According to a new study, Mandarin-speaking voters look to their friends and key social media influencers to inform how they should vote in Australian elections.
No longer do we need to talk with shop assistants, receptionists, bus drivers or even coworkers, we simply engage with a screen to communicate whatever it is we want to say.
Feelgood, high-level data ethics principles are not fit for the purpose of regulating big tech. Applied ethics might be useful ... but stronger regulation is the preferred end goal.
National regulation of free speech should be by governments, and not corporations, in order to be democratic.
Tobacco companies are enlisting the help of social media influencers to promote traditional cigarettes and their brands to young people.
The lack of in-depth coverage of the southern African floods tell a grim picture of the state of South Africa's newsrooms.
With new laws proposed, Australian leaders now seem prepared to move beyond just blaming technology for its role in online violence and extremism.
Under the plan, it would not be just the companies that faced heavy penalties but individual executives based in Australia could be found personally liable.
A new study looking at the social media interactions of Australian political journalists finds that they are often talking among themselves.
Facebook has finally taken action on accounts spreading fake news on its platform.
From the French Revolution to #MeToo, social movements often burst into the mainstream with what seems like little warning.
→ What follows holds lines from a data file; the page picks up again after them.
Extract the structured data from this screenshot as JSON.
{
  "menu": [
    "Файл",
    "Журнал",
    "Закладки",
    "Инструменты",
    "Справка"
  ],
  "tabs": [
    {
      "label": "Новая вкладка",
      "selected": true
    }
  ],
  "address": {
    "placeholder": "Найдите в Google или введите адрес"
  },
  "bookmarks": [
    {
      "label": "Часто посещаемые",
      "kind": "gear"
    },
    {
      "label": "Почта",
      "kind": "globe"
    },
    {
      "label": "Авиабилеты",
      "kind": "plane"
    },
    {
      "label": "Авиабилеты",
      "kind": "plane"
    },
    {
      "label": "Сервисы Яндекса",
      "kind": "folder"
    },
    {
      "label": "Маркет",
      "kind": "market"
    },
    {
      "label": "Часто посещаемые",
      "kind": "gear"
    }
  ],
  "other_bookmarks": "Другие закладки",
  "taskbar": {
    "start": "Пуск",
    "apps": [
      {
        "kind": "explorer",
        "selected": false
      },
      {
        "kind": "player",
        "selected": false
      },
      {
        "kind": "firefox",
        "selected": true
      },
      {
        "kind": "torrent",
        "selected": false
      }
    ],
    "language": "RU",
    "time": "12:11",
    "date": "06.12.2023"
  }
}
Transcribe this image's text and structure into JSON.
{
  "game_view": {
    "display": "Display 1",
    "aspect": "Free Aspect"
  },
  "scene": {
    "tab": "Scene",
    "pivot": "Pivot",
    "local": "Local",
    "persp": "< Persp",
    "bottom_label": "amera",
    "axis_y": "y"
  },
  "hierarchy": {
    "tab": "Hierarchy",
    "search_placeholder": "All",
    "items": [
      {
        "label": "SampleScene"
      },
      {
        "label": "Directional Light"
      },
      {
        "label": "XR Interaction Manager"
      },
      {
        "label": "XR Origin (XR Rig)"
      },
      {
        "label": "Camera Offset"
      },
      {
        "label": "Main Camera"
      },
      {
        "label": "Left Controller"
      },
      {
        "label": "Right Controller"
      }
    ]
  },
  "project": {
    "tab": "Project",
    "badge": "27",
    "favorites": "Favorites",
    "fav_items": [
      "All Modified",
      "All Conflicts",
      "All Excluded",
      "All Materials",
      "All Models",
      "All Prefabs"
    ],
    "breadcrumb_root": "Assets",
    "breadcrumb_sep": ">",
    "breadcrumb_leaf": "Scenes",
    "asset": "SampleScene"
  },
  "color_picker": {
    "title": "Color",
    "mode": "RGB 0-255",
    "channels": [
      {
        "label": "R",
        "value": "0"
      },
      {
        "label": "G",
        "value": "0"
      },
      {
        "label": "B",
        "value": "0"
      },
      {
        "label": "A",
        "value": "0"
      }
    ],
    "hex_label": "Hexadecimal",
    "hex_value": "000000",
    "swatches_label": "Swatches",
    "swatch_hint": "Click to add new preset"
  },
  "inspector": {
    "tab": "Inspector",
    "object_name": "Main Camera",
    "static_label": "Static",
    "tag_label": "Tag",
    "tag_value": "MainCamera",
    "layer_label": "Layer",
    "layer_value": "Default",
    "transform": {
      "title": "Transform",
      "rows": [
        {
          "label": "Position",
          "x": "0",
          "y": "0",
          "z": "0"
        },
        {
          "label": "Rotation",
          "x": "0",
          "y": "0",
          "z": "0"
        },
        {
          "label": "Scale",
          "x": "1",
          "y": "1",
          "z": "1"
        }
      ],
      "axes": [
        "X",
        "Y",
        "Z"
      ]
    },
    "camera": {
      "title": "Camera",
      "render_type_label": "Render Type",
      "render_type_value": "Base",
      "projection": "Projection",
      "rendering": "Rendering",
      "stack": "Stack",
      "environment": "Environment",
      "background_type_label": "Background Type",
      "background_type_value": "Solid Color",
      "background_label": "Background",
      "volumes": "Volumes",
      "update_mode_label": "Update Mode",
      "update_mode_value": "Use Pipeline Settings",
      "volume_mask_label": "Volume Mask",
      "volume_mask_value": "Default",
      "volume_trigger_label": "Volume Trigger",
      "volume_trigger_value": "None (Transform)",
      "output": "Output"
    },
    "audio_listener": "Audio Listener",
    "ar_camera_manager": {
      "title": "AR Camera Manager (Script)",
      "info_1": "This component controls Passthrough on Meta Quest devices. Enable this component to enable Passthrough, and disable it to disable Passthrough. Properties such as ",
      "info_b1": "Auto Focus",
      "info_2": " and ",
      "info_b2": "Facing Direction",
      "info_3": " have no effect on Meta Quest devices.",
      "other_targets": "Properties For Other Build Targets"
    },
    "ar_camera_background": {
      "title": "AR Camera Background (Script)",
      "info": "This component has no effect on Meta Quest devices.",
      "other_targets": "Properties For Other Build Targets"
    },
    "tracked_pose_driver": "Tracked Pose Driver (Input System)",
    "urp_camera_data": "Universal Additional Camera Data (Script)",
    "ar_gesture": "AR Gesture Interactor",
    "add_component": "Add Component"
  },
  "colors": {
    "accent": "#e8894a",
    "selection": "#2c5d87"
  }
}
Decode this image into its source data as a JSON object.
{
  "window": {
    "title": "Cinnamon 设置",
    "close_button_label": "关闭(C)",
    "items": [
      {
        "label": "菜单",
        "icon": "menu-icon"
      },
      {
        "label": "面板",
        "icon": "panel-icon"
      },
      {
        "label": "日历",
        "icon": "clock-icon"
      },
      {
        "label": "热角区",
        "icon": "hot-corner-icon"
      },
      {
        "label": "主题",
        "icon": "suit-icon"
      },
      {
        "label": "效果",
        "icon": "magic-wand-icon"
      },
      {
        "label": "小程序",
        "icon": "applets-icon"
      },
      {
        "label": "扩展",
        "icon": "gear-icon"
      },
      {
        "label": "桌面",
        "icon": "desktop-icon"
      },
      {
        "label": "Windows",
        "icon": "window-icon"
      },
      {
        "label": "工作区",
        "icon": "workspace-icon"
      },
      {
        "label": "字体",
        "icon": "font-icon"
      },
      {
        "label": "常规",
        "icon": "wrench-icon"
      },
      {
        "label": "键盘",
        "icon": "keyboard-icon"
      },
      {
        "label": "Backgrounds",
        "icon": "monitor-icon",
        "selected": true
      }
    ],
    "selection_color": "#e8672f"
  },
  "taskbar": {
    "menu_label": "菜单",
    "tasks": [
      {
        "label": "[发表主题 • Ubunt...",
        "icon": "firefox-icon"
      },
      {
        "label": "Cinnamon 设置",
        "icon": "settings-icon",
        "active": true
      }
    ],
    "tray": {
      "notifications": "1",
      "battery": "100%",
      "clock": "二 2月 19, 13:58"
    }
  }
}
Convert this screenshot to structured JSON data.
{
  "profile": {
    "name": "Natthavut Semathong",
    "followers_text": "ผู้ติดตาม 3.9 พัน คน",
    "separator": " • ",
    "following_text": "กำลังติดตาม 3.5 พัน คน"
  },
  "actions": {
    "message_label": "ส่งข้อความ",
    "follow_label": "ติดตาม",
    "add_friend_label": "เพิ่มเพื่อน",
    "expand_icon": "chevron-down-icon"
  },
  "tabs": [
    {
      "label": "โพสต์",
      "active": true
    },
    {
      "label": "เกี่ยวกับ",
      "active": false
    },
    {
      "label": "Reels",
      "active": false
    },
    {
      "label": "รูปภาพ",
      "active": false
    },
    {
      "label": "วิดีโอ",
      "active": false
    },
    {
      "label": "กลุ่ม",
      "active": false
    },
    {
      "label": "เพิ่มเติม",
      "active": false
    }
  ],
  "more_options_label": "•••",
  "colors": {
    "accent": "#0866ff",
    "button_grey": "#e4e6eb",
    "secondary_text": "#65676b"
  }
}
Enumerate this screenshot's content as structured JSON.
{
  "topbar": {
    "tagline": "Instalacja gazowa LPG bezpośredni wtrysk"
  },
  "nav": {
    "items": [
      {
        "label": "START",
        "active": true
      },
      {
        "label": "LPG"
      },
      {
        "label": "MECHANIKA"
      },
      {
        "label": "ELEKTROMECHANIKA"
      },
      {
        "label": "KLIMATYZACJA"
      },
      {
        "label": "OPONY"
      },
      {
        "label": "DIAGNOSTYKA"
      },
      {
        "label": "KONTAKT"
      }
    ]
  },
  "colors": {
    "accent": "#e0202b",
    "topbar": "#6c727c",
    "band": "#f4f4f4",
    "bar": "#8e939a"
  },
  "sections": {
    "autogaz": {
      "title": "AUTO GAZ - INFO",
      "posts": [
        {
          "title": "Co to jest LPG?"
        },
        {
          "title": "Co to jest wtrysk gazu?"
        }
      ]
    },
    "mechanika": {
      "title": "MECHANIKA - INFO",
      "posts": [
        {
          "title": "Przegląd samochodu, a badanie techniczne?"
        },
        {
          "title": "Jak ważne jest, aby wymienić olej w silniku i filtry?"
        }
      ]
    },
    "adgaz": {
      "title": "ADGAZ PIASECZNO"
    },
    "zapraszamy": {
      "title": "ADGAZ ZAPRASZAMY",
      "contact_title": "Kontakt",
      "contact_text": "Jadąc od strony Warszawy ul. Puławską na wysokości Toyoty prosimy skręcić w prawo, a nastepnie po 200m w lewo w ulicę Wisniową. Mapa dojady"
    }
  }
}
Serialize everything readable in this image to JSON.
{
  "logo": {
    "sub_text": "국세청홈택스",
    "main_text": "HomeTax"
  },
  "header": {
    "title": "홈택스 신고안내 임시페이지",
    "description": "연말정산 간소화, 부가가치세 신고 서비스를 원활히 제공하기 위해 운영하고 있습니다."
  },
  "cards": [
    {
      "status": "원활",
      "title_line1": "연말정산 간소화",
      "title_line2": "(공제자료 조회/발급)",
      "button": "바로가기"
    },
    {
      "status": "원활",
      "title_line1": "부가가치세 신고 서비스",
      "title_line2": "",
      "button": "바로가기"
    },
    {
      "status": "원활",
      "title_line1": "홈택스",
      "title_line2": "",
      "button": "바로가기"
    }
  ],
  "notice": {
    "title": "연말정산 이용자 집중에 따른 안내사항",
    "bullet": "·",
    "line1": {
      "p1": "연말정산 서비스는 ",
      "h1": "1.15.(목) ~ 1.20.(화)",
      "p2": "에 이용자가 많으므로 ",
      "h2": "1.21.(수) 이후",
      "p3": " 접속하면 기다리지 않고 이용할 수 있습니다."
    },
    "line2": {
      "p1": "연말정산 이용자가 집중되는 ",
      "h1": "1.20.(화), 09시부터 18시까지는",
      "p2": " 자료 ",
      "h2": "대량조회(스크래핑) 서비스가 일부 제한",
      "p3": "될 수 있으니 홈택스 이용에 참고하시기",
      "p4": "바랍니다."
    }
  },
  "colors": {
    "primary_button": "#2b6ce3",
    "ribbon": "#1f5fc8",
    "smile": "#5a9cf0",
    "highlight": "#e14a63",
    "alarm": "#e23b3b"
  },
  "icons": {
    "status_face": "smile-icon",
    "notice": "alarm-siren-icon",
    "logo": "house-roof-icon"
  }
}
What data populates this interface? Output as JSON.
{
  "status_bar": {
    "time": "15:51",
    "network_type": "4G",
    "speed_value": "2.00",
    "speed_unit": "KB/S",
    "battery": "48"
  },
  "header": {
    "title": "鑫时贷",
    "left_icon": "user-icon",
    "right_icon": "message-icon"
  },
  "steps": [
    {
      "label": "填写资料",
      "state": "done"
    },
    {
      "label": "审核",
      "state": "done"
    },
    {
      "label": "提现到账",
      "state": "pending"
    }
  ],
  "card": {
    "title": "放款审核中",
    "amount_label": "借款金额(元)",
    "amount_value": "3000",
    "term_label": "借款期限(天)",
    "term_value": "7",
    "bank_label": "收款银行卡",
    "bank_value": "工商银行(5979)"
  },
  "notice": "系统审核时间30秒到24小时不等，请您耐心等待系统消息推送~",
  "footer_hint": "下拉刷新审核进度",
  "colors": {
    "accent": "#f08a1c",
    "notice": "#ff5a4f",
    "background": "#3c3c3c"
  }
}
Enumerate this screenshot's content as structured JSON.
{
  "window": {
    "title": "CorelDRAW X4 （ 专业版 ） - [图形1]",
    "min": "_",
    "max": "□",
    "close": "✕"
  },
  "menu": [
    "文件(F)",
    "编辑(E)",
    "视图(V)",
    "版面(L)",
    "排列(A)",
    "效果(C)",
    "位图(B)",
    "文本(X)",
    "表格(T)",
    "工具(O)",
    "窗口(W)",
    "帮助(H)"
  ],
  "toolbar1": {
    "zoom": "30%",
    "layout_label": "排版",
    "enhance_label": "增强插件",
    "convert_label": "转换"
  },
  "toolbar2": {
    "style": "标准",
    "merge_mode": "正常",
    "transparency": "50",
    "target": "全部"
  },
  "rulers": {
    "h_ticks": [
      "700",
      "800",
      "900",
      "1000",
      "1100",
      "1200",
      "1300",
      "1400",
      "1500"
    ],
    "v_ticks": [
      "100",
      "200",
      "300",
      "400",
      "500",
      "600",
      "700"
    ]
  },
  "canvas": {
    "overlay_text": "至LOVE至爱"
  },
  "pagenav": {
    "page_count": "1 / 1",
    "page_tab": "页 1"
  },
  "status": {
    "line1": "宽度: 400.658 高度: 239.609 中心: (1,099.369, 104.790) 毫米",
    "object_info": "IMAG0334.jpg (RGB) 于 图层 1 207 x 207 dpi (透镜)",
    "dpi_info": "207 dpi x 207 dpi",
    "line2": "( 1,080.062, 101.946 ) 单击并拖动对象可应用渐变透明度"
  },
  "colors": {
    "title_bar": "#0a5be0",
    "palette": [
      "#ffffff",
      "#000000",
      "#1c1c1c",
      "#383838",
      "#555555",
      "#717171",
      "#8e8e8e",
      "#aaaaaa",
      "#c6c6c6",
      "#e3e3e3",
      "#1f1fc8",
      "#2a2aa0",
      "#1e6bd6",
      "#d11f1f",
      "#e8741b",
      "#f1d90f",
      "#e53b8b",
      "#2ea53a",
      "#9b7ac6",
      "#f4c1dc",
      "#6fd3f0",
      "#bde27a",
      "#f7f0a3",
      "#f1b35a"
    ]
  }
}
Cass Sunstein explains why.
On the day of the Christchurch mosque shootings, several media outlets repeatedly failed the test of necessity in showing graphic footage.
It's time for social media platforms to be more open about how livestreaming works, how it is moderated, and what should happen if or when the rules break down.
Many teenagers may have seen the live footage of the Christchurch shooting. Here are some ways parents and teachers can help them process it.
What can social media platforms do after terrorist attacks?
Until social platforms improve filtering of extremist content, we all have a role to play in ensuring our online activities don't contribute to a spectacle society that rewards terrorists with clicks.
Do your Instagram viewing habits trigger joy or guilt? New research shows that viewing body positive content may actually improve women's body image – at least in the short term.
Spoof Twitter accounts carry on a grand tradition of satire that has its roots in the 18th century.
People are sharing the gruesome video posted by the Christchurch mosque gunman. What is the responsibility of news agencies in such a situation?
CEO Mark Zuckerberg's claimed intent to focus on privacy will be hard to execute, will not happen soon and does not address major concerns about the company's role in society.